◆ **Records for the exercise**
- - - -
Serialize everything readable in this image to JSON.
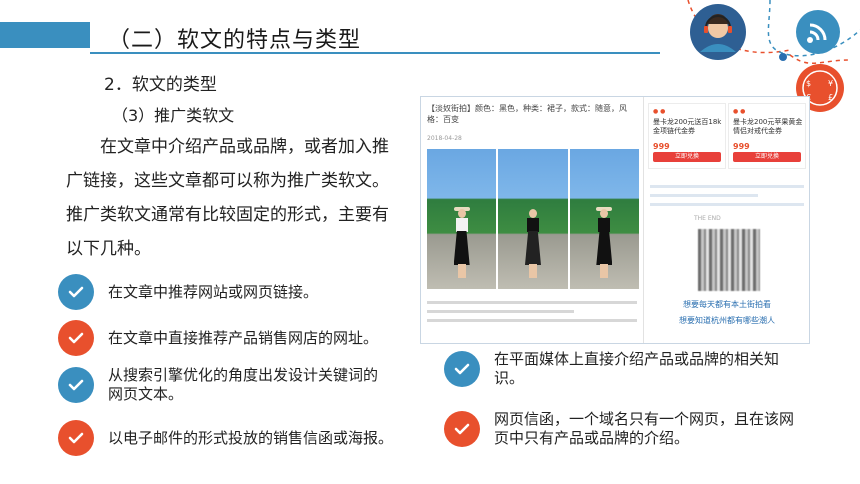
{
  "header": {
    "title": "（二）软文的特点与类型"
  },
  "section": {
    "heading": "2．软文的类型",
    "subheading": "（3）推广类软文"
  },
  "intro": "在文章中介绍产品或品牌，或者加入推广链接，这些文章都可以称为推广类软文。推广类软文通常有比较固定的形式，主要有以下几种。",
  "list": [
    {
      "text": "在文章中推荐网站或网页链接。",
      "color": "#3a8fbf"
    },
    {
      "text": "在文章中直接推荐产品销售网店的网址。",
      "color": "#e8502d"
    },
    {
      "text": "从搜索引擎优化的角度出发设计关键词的网页文本。",
      "color": "#3a8fbf"
    },
    {
      "text": "以电子邮件的形式投放的销售信函或海报。",
      "color": "#e8502d"
    },
    {
      "text": "在平面媒体上直接介绍产品或品牌的相关知识。",
      "color": "#3a8fbf"
    },
    {
      "text": "网页信函，一个域名只有一个网页，且在该网页中只有产品或品牌的介绍。",
      "color": "#e8502d"
    }
  ],
  "screenshot": {
    "article_title": "【淡奴街拍】颜色：黑色，种类：裙子，款式：随意，风格：百变",
    "article_meta": "2018-04-28",
    "cards": [
      {
        "desc": "曼卡龙200元送百18k金项链代金券",
        "price": "999",
        "buy": "立即兑换"
      },
      {
        "desc": "曼卡龙200元苹果黄金情侣对戒代金券",
        "price": "999",
        "buy": "立即兑换"
      }
    ],
    "end_marker": "THE END",
    "follow_1": "想要每天都有本土街拍看",
    "follow_2": "想要知道杭州都有哪些潮人"
  },
  "colors": {
    "accent_blue": "#3a8fbf",
    "accent_red": "#e8502d"
  },
  "icons": {
    "check": "check-icon",
    "support": "customer-support-icon",
    "wifi": "wifi-icon",
    "currency": "currency-exchange-icon"
  }
}
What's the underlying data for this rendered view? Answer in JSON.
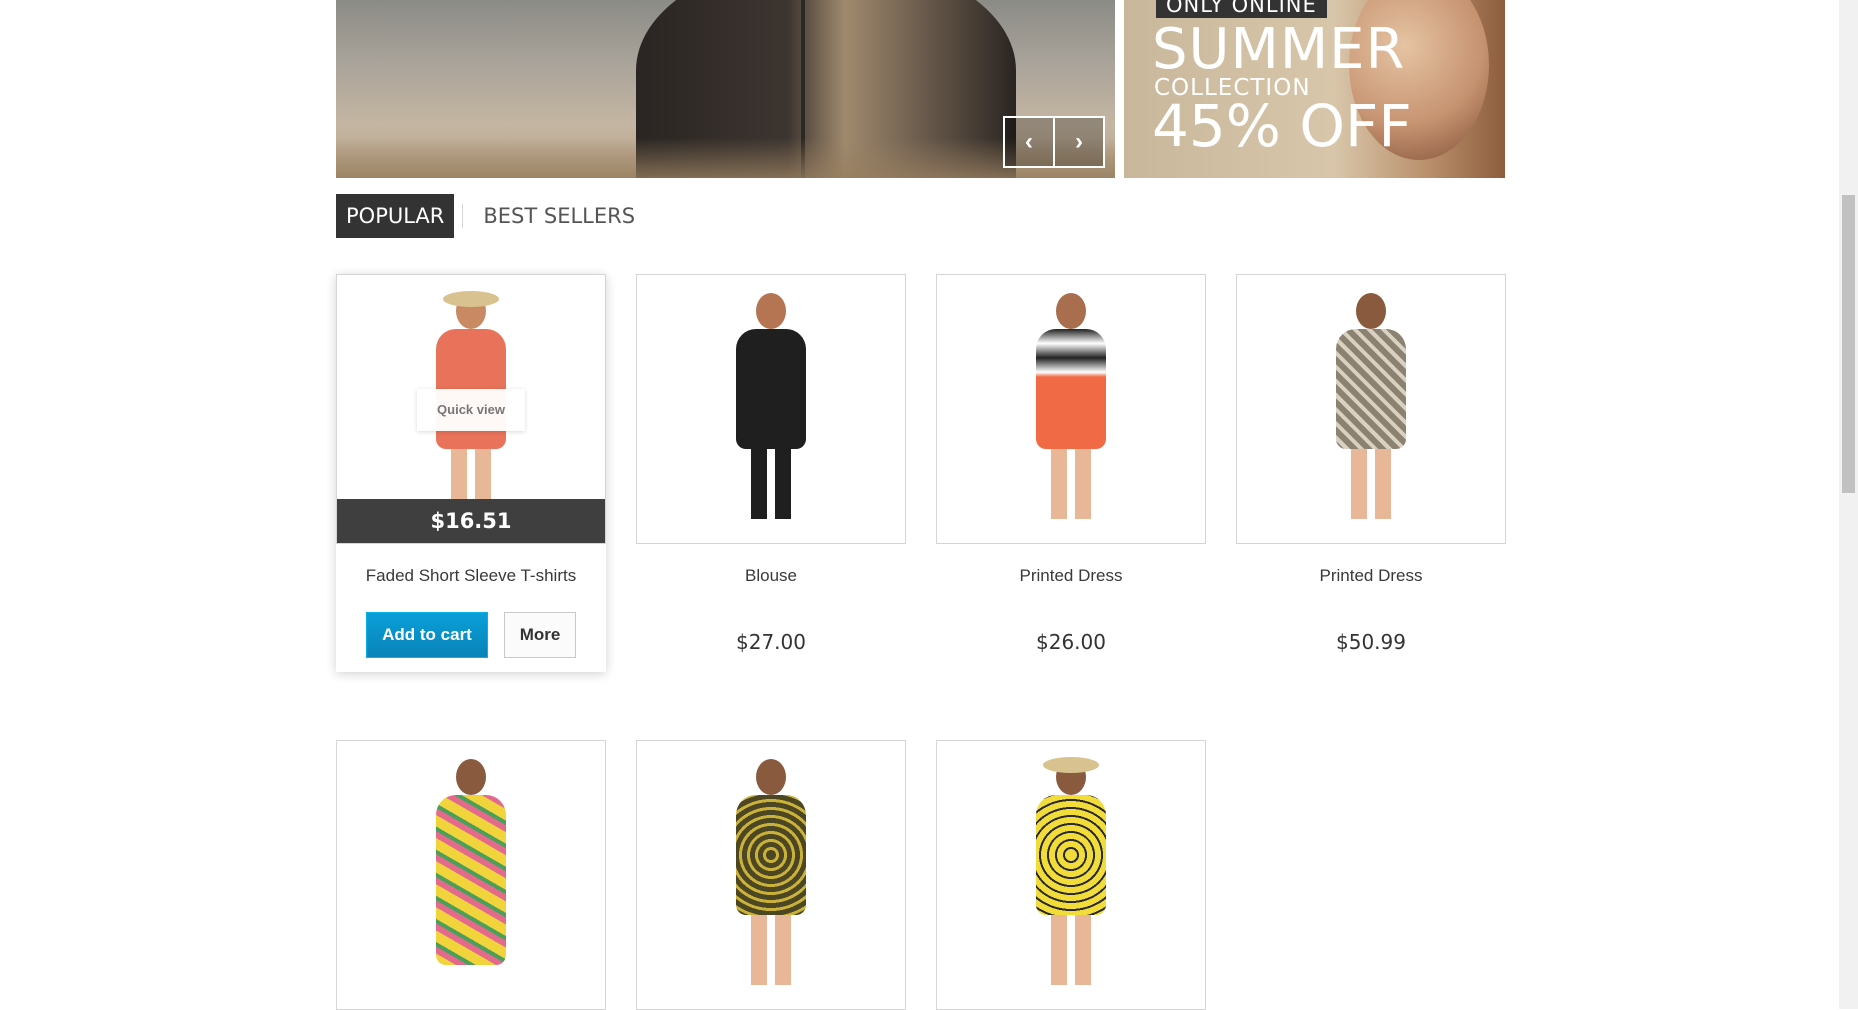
{
  "promo": {
    "tag": "ONLY ONLINE",
    "line1": "SUMMER",
    "line2": "COLLECTION",
    "line3": "45% OFF"
  },
  "slider": {
    "prev_icon": "chevron-left-icon",
    "next_icon": "chevron-right-icon",
    "prev_glyph": "‹",
    "next_glyph": "›"
  },
  "tabs": [
    {
      "label": "POPULAR",
      "active": true
    },
    {
      "label": "BEST SELLERS",
      "active": false
    }
  ],
  "products": [
    {
      "name": "Faded Short Sleeve T-shirts",
      "price": "$16.51",
      "quick_view": "Quick view",
      "add_to_cart": "Add to cart",
      "more": "More",
      "hovered": true,
      "outfit_color": "#e8725a"
    },
    {
      "name": "Blouse",
      "price": "$27.00",
      "outfit_color": "#1f1f1f"
    },
    {
      "name": "Printed Dress",
      "price": "$26.00",
      "outfit_color": "#f06b45"
    },
    {
      "name": "Printed Dress",
      "price": "$50.99",
      "outfit_color": "#8c8271"
    },
    {
      "outfit_color": "#f1d33c"
    },
    {
      "outfit_color": "#4d4622"
    },
    {
      "outfit_color": "#f1dc3a"
    }
  ],
  "colors": {
    "accent_blue": "#0a9fd8",
    "tab_active": "#333333"
  }
}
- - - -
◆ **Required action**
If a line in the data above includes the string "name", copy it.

◆ **Output below**
      "name": "Faded Short Sleeve T-shirts",
      "name": "Blouse",
      "name": "Printed Dress",
      "name": "Printed Dress",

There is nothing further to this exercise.